Being myself insured in the Netherlands, I am not 100% sure how it works for non-residents but the way health care is structured here is that there is no national health service but many independent providers and several private insurers. However, prices and insurance coverage are regulated.
In practice, general practitioner (huisarts) consultations are free at the point of use (billed directly to the insurer) but prescriptions and many other things are paid by the patient, at least in part. As far as I know, you should always try to consult a GP first and he or she will refer you to a specialist or hospital if needed.
Regarding the way you should use the EHIC, the best thing is to check the official app (iOS or Android) and always show the card whenever you seek health care. Apparently, one insurer, Agis, is responsible for claims for all foreigners using the EHIC (the English-language version of the website is apparently unavailable but there is a link to a PDF brochure in English at the bottom of the page).
In a nutshell, the EHIC provides you with a coverage equivalent to the “basic insurance” defined in the law so that a GP consultation should be free and other health care providers should be able to claim insured costs directly from Agis, which would basically acts as your insurer in the Netherlands.
If for some reasons some health care provider cannot take care of it directly, you might need to pay everything first and lodge a claim with Agis at the following address to get (part of) the money back:
Groep Buitenlands Recht
You will need to fill in the form provided on the website and send a copy of the bill, a copy of your EHIC and the IBAN number from your bank account.

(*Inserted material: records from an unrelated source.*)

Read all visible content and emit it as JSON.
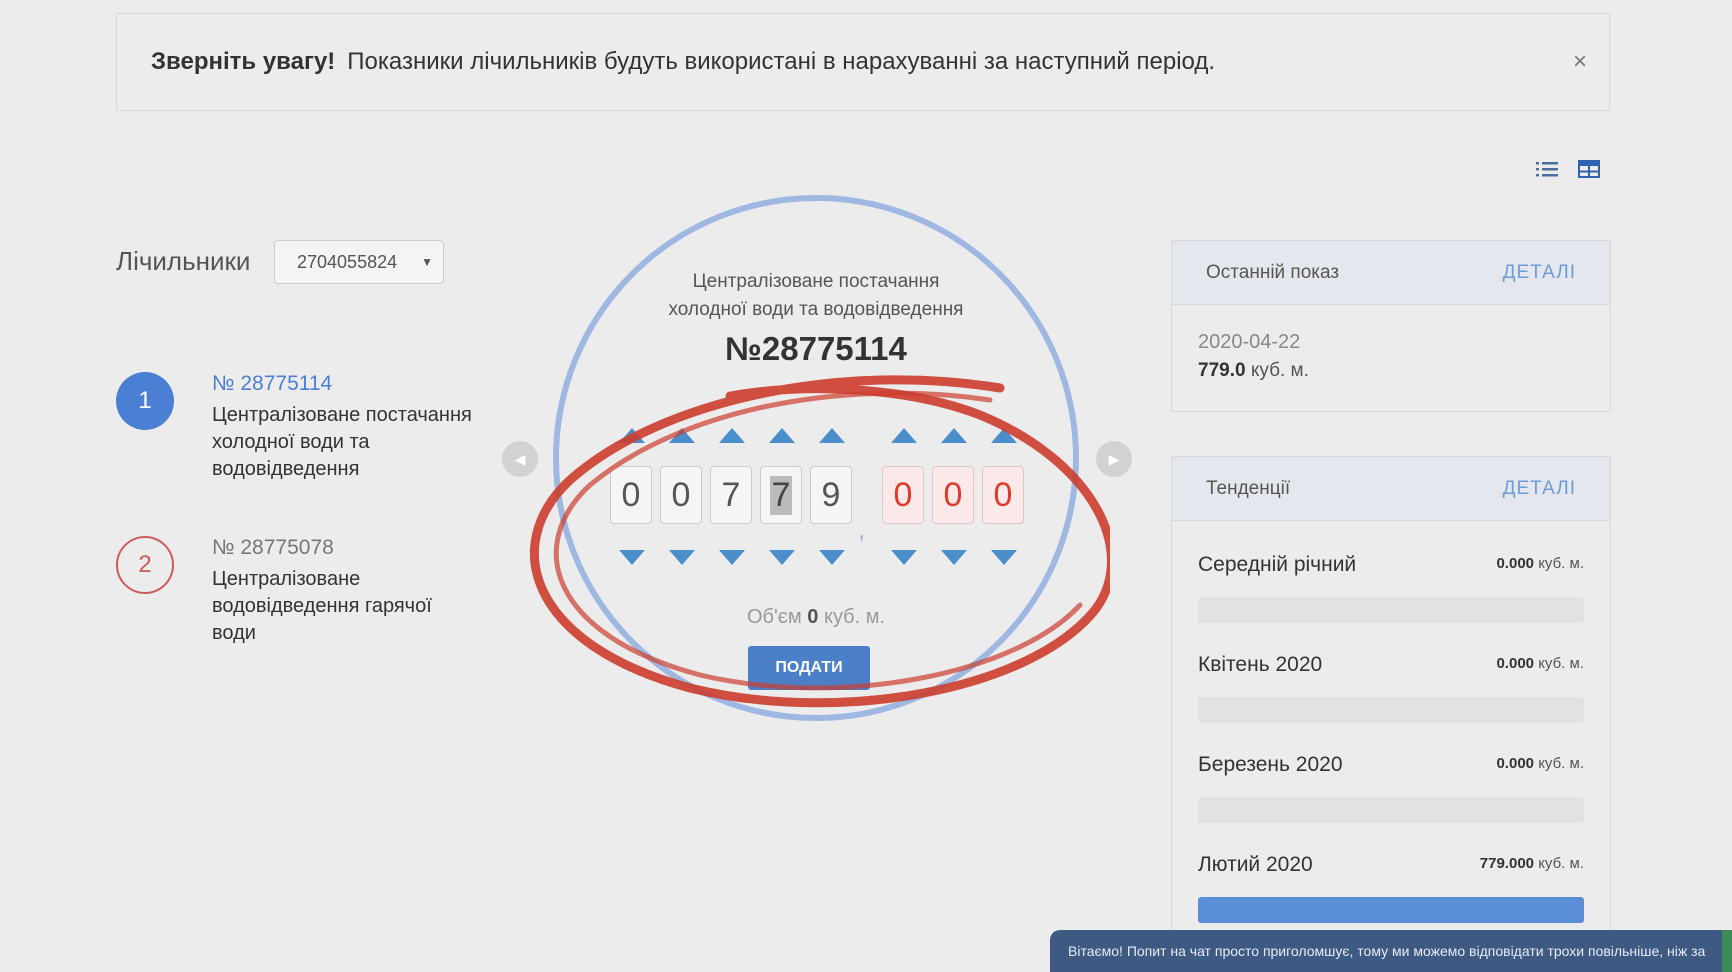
{
  "alert": {
    "bold": "Зверніть увагу!",
    "text": "Показники лічильників будуть використані в нарахуванні за наступний період.",
    "close": "×"
  },
  "view_icons": [
    "list-view-icon",
    "grid-view-icon"
  ],
  "meters": {
    "label": "Лічильники",
    "selected_account": "2704055824",
    "items": [
      {
        "num": "1",
        "id": "№ 28775114",
        "desc": "Централізоване постачання холодної води та водовідведення",
        "active": true
      },
      {
        "num": "2",
        "id": "№ 28775078",
        "desc": "Централізоване водовідведення гарячої води",
        "active": false
      }
    ]
  },
  "reading": {
    "service_line1": "Централізоване постачання",
    "service_line2": "холодної води та водовідведення",
    "meter_number": "№28775114",
    "integer_digits": [
      "0",
      "0",
      "7",
      "7",
      "9"
    ],
    "fraction_digits": [
      "0",
      "0",
      "0"
    ],
    "comma": ",",
    "volume_prefix": "Об'єм",
    "volume_value": "0",
    "volume_unit": "куб. м.",
    "submit": "ПОДАТИ"
  },
  "last_reading": {
    "title": "Останній показ",
    "details": "ДЕТАЛІ",
    "date": "2020-04-22",
    "value": "779.0",
    "unit": "куб. м."
  },
  "trends": {
    "title": "Тенденції",
    "details": "ДЕТАЛІ",
    "rows": [
      {
        "name": "Середній річний",
        "value": "0.000",
        "unit": "куб. м.",
        "fill": 0
      },
      {
        "name": "Квітень 2020",
        "value": "0.000",
        "unit": "куб. м.",
        "fill": 0
      },
      {
        "name": "Березень 2020",
        "value": "0.000",
        "unit": "куб. м.",
        "fill": 0
      },
      {
        "name": "Лютий 2020",
        "value": "779.000",
        "unit": "куб. м.",
        "fill": 1
      }
    ]
  },
  "chat": {
    "text": "Вітаємо! Попит на чат просто приголомшує, тому ми можемо відповідати трохи повільніше, ніж за"
  },
  "colors": {
    "accent": "#4a7fd4",
    "danger": "#cf5a5a",
    "annotation": "#cc3d2e"
  }
}
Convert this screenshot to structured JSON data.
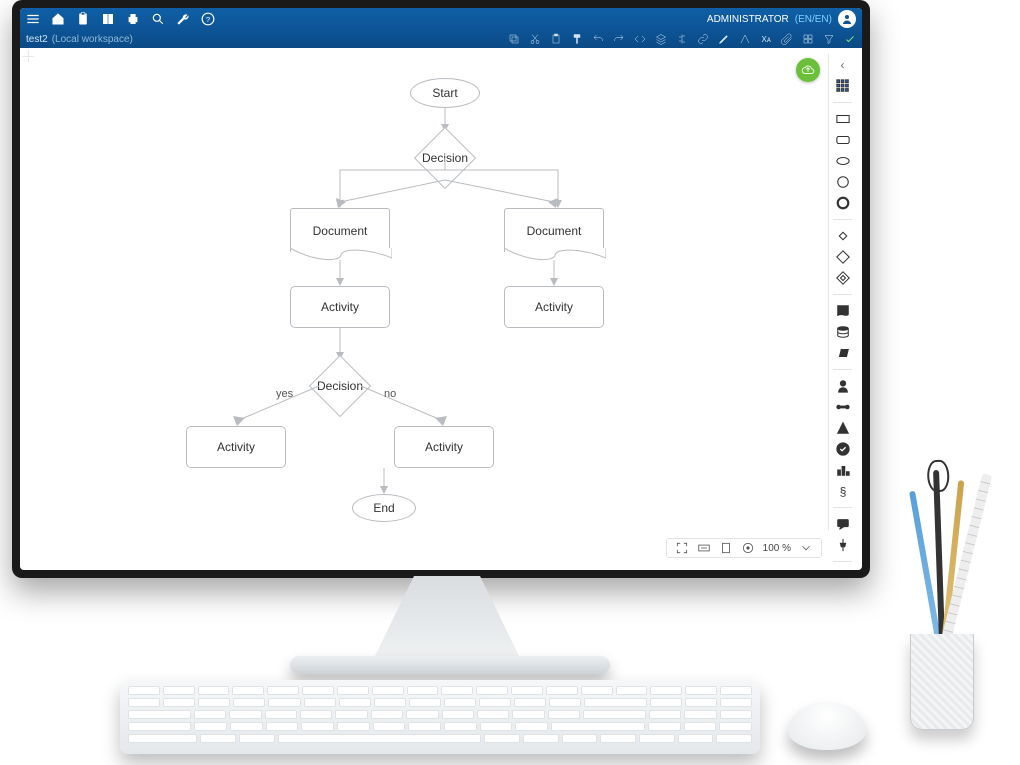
{
  "header": {
    "admin_label": "ADMINISTRATOR",
    "language": "(EN/EN)"
  },
  "breadcrumb": {
    "doc_name": "test2",
    "workspace": "(Local workspace)"
  },
  "flowchart": {
    "start": "Start",
    "decision1": "Decision",
    "doc_left": "Document",
    "doc_right": "Document",
    "act_left": "Activity",
    "act_right": "Activity",
    "decision2": "Decision",
    "edge_yes": "yes",
    "edge_no": "no",
    "act_bl": "Activity",
    "act_br": "Activity",
    "end": "End"
  },
  "zoom": {
    "value": "100 %"
  }
}
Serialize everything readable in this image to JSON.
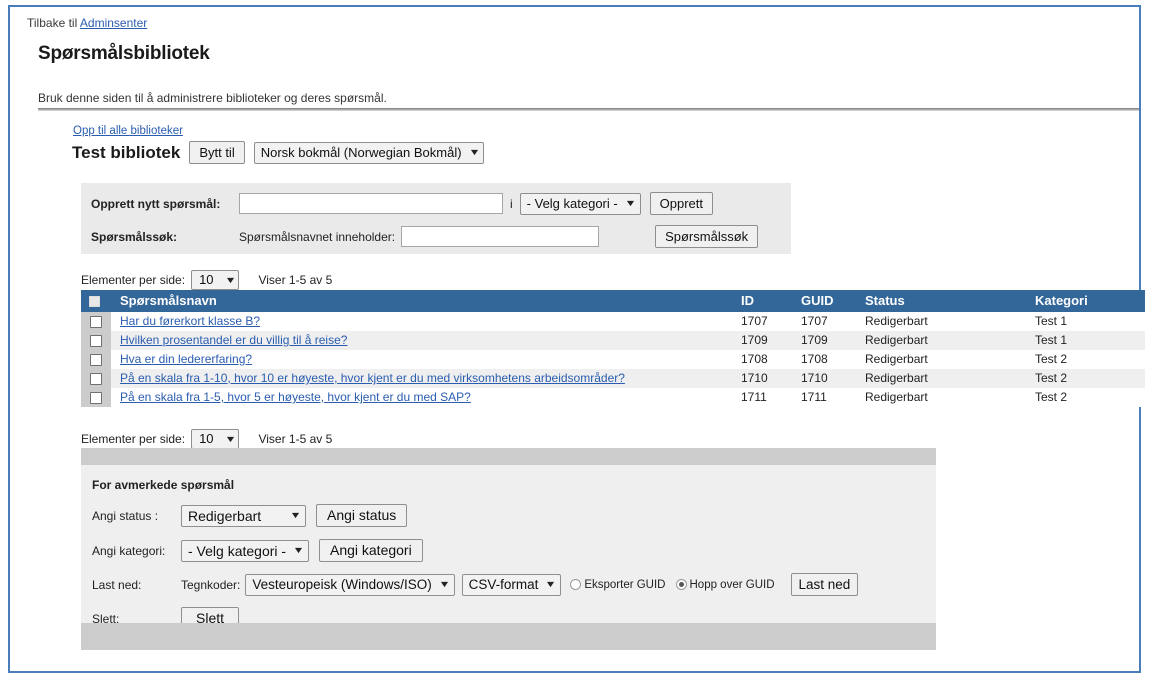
{
  "header": {
    "back_prefix": "Tilbake til ",
    "back_link": "Adminsenter",
    "title": "Spørsmålsbibliotek",
    "description": "Bruk denne siden til å administrere biblioteker og deres spørsmål."
  },
  "library": {
    "up_link": "Opp til alle biblioteker",
    "name": "Test bibliotek",
    "switch_button": "Bytt til",
    "language_select": "Norsk bokmål (Norwegian Bokmål)"
  },
  "create_form": {
    "create_label": "Opprett nytt spørsmål:",
    "name_value": "",
    "name_placeholder": "",
    "in_word": "i",
    "category_select": "- Velg kategori -",
    "create_button": "Opprett",
    "search_label": "Spørsmålssøk:",
    "search_sub_label": "Spørsmålsnavnet inneholder:",
    "search_value": "",
    "search_placeholder": "",
    "search_button": "Spørsmålssøk"
  },
  "pager": {
    "per_page_label": "Elementer per side:",
    "per_page_value": "10",
    "showing": "Viser 1-5 av 5"
  },
  "table": {
    "columns": {
      "name": "Spørsmålsnavn",
      "id": "ID",
      "guid": "GUID",
      "status": "Status",
      "kategori": "Kategori"
    },
    "rows": [
      {
        "name": "Har du førerkort klasse B?",
        "id": "1707",
        "guid": "1707",
        "status": "Redigerbart",
        "kategori": "Test 1"
      },
      {
        "name": "Hvilken prosentandel er du villig til å reise?",
        "id": "1709",
        "guid": "1709",
        "status": "Redigerbart",
        "kategori": "Test 1"
      },
      {
        "name": "Hva er din ledererfaring?",
        "id": "1708",
        "guid": "1708",
        "status": "Redigerbart",
        "kategori": "Test 2"
      },
      {
        "name": "På en skala fra 1-10, hvor 10 er høyeste, hvor kjent er du med virksomhetens arbeidsområder?",
        "id": "1710",
        "guid": "1710",
        "status": "Redigerbart",
        "kategori": "Test 2"
      },
      {
        "name": "På en skala fra 1-5, hvor 5 er høyeste, hvor kjent er du med SAP?",
        "id": "1711",
        "guid": "1711",
        "status": "Redigerbart",
        "kategori": "Test 2"
      }
    ]
  },
  "bulk": {
    "title": "For avmerkede spørsmål",
    "status_label": "Angi status :",
    "status_value": "Redigerbart",
    "status_button": "Angi status",
    "kategori_label": "Angi kategori:",
    "kategori_value": "- Velg kategori -",
    "kategori_button": "Angi kategori",
    "download_label": "Last ned:",
    "encoding_label": "Tegnkoder:",
    "encoding_value": "Vesteuropeisk (Windows/ISO)",
    "format_value": "CSV-format",
    "radio_export_guid": "Eksporter GUID",
    "radio_skip_guid": "Hopp over GUID",
    "radio_selected": "Hopp over GUID",
    "download_button": "Last ned",
    "delete_label": "Slett:",
    "delete_button": "Slett"
  },
  "colors": {
    "table_header_bg": "#336699",
    "link": "#2a5db0",
    "frame_border": "#4a7ebb",
    "panel_bg": "#efefef",
    "bar_bg": "#cccccc"
  }
}
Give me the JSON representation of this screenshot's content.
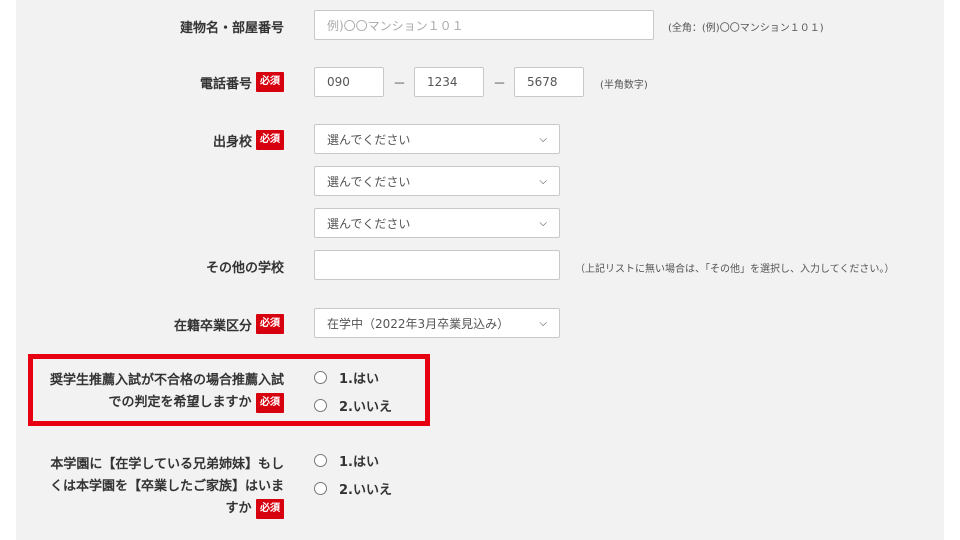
{
  "building": {
    "label": "建物名・部屋番号",
    "placeholder": "例)〇〇マンション１０１",
    "note": "(全角：(例)〇〇マンション１０１)"
  },
  "phone": {
    "label": "電話番号",
    "required": "必須",
    "part1": "090",
    "part2": "1234",
    "part3": "5678",
    "separator": "－",
    "note": "(半角数字)"
  },
  "school": {
    "label": "出身校",
    "required": "必須",
    "select1": "選んでください",
    "select2": "選んでください",
    "select3": "選んでください"
  },
  "other_school": {
    "label": "その他の学校",
    "value": "",
    "note": "（上記リストに無い場合は、「その他」を選択し、入力してください。）"
  },
  "enrollment": {
    "label": "在籍卒業区分",
    "required": "必須",
    "value": "在学中（2022年3月卒業見込み）"
  },
  "scholarship": {
    "label": "奨学生推薦入試が不合格の場合推薦入試での判定を希望しますか",
    "required": "必須",
    "options": [
      "1.はい",
      "2.いいえ"
    ]
  },
  "sibling": {
    "label": "本学園に【在学している兄弟姉妹】もしくは本学園を【卒業したご家族】はいますか",
    "required": "必須",
    "options": [
      "1.はい",
      "2.いいえ"
    ]
  },
  "colors": {
    "required_bg": "#d7000f",
    "highlight": "#e60012",
    "panel": "#f2f2f2"
  },
  "icons": {
    "select_arrow": "chevron-down-icon"
  }
}
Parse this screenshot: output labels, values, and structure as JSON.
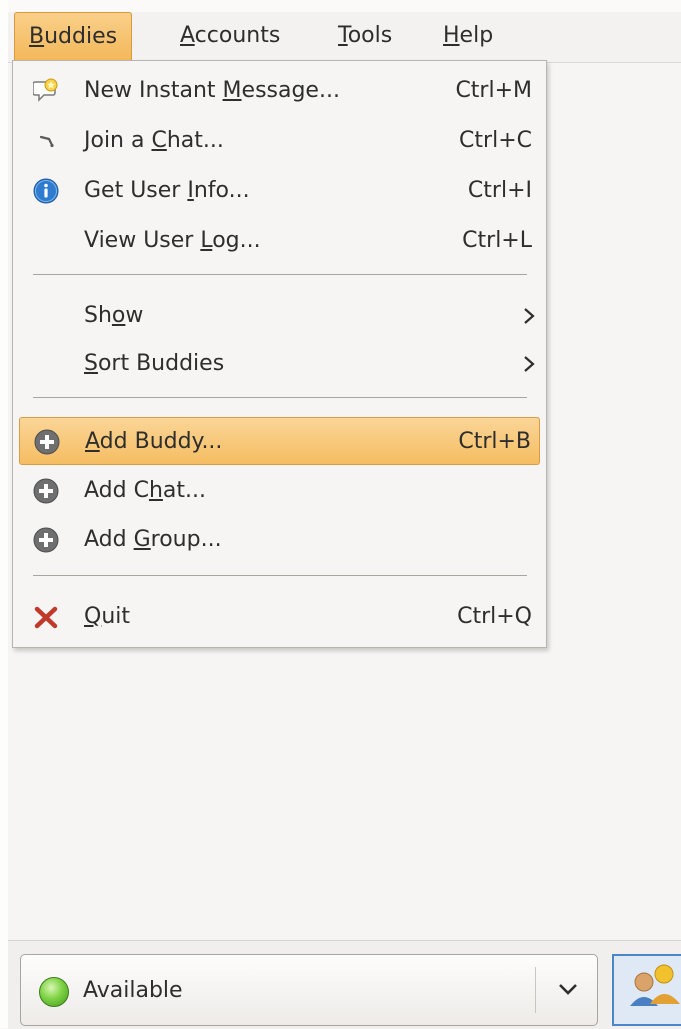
{
  "menubar": {
    "items": [
      {
        "label": "Buddies",
        "mnemonic": "B",
        "rest": "uddies"
      },
      {
        "label": "Accounts",
        "mnemonic": "A",
        "rest": "ccounts"
      },
      {
        "label": "Tools",
        "mnemonic": "T",
        "rest": "ools"
      },
      {
        "label": "Help",
        "mnemonic": "H",
        "rest": "elp"
      }
    ]
  },
  "menu": {
    "items": [
      {
        "pre": "New Instant ",
        "mn": "M",
        "post": "essage...",
        "accel": "Ctrl+M",
        "icon": "new-message-icon"
      },
      {
        "pre": "Join a ",
        "mn": "C",
        "post": "hat...",
        "accel": "Ctrl+C",
        "icon": "join-chat-icon"
      },
      {
        "pre": "Get User ",
        "mn": "I",
        "post": "nfo...",
        "accel": "Ctrl+I",
        "icon": "info-icon"
      },
      {
        "pre": "View User ",
        "mn": "L",
        "post": "og...",
        "accel": "Ctrl+L",
        "icon": ""
      },
      {
        "pre": "Sh",
        "mn": "o",
        "post": "w",
        "accel": "",
        "icon": ""
      },
      {
        "pre": "",
        "mn": "S",
        "post": "ort Buddies",
        "accel": "",
        "icon": ""
      },
      {
        "pre": "",
        "mn": "A",
        "post": "dd Buddy...",
        "accel": "Ctrl+B",
        "icon": "add-icon"
      },
      {
        "pre": "Add C",
        "mn": "h",
        "post": "at...",
        "accel": "",
        "icon": "add-icon"
      },
      {
        "pre": "Add ",
        "mn": "G",
        "post": "roup...",
        "accel": "",
        "icon": "add-icon"
      },
      {
        "pre": "",
        "mn": "Q",
        "post": "uit",
        "accel": "Ctrl+Q",
        "icon": "quit-icon"
      }
    ]
  },
  "statusbar": {
    "status": "Available",
    "status_icon": "available-icon",
    "buddy_icon": "buddy-icon"
  },
  "colors": {
    "highlight": "#f5bd62",
    "available": "#7fd244",
    "quit": "#c0392b",
    "info": "#2f7bd0"
  }
}
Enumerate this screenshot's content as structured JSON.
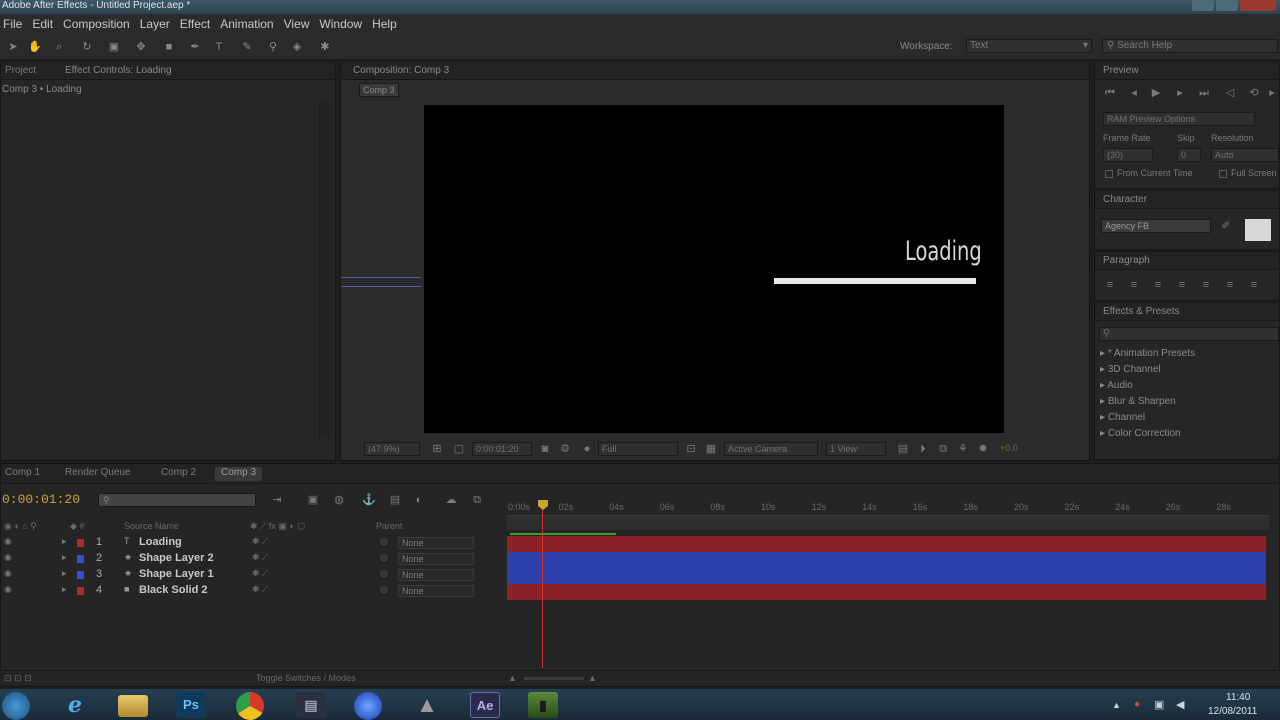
{
  "window": {
    "title": "Adobe After Effects - Untitled Project.aep *"
  },
  "menu": [
    "File",
    "Edit",
    "Composition",
    "Layer",
    "Effect",
    "Animation",
    "View",
    "Window",
    "Help"
  ],
  "toolbar": {
    "workspace_label": "Workspace:",
    "workspace_value": "Text",
    "search_placeholder": "Search Help"
  },
  "left_panel": {
    "tab_project": "Project",
    "tab_effect_controls": "Effect Controls: Loading",
    "breadcrumb": "Comp 3 • Loading"
  },
  "comp_panel": {
    "tab": "Composition: Comp 3",
    "comp_button": "Comp 3",
    "text_layer": "Loading",
    "zoom": "(47.9%)",
    "timecode": "0:00:01:20",
    "resolution": "Full",
    "camera": "Active Camera",
    "views": "1 View",
    "offset": "+0.0"
  },
  "preview": {
    "title": "Preview",
    "ram_options": "RAM Preview Options",
    "frame_rate_label": "Frame Rate",
    "skip_label": "Skip",
    "resolution_label": "Resolution",
    "frame_rate_value": "(30)",
    "skip_value": "0",
    "resolution_value": "Auto",
    "from_current": "From Current Time",
    "full_screen": "Full Screen"
  },
  "character": {
    "title": "Character",
    "font": "Agency FB"
  },
  "paragraph": {
    "title": "Paragraph"
  },
  "effects_presets": {
    "title": "Effects & Presets",
    "items": [
      "* Animation Presets",
      "3D Channel",
      "Audio",
      "Blur & Sharpen",
      "Channel",
      "Color Correction"
    ]
  },
  "timeline": {
    "tabs": [
      "Comp 1",
      "Render Queue",
      "Comp 2",
      "Comp 3"
    ],
    "current_time": "0:00:01:20",
    "col_source_name": "Source Name",
    "col_parent": "Parent",
    "ruler": [
      "0:00s",
      "02s",
      "04s",
      "06s",
      "08s",
      "10s",
      "12s",
      "14s",
      "16s",
      "18s",
      "20s",
      "22s",
      "24s",
      "26s",
      "28s"
    ],
    "layers": [
      {
        "num": "1",
        "name": "Loading",
        "parent": "None",
        "color": "#b02a2a",
        "bar_color": "#8c2127"
      },
      {
        "num": "2",
        "name": "Shape Layer 2",
        "parent": "None",
        "color": "#3a4fc8",
        "bar_color": "#2d3fa8"
      },
      {
        "num": "3",
        "name": "Shape Layer 1",
        "parent": "None",
        "color": "#3a4fc8",
        "bar_color": "#2d3fa8"
      },
      {
        "num": "4",
        "name": "Black Solid 2",
        "parent": "None",
        "color": "#b02a2a",
        "bar_color": "#8c2127"
      }
    ],
    "toggle_label": "Toggle Switches / Modes"
  },
  "taskbar": {
    "time": "11:40",
    "date": "12/08/2011",
    "apps": [
      "start",
      "internet-explorer",
      "file-explorer",
      "photoshop",
      "chrome",
      "media-player",
      "app-blue",
      "app-warning",
      "after-effects",
      "app-green"
    ]
  }
}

They also have a specific email and telephone number for international matters, they might be able to provide more details on what you should expect to pay should you need to be hospitalized:
+31 33 445 68 70
Finally, if everything else fails, you can still try to contact your insurance or health care administration in your country of residence. You should expect some paperwork and delays but they might still be able to reimburse some things. Waiting to be back and seeking reimbursement is not how the system is supposed to work so there might be difficulties but it's not completely impossible either.
Given that Dutch patients have deductibles (eigen risico) and a personal contribution to some expenses, you might have to cover part of the costs in any case. The EU app also suggests that some costs not covered in the Netherlands might still be claimed in your home country (specifically dental care if you are covered for it).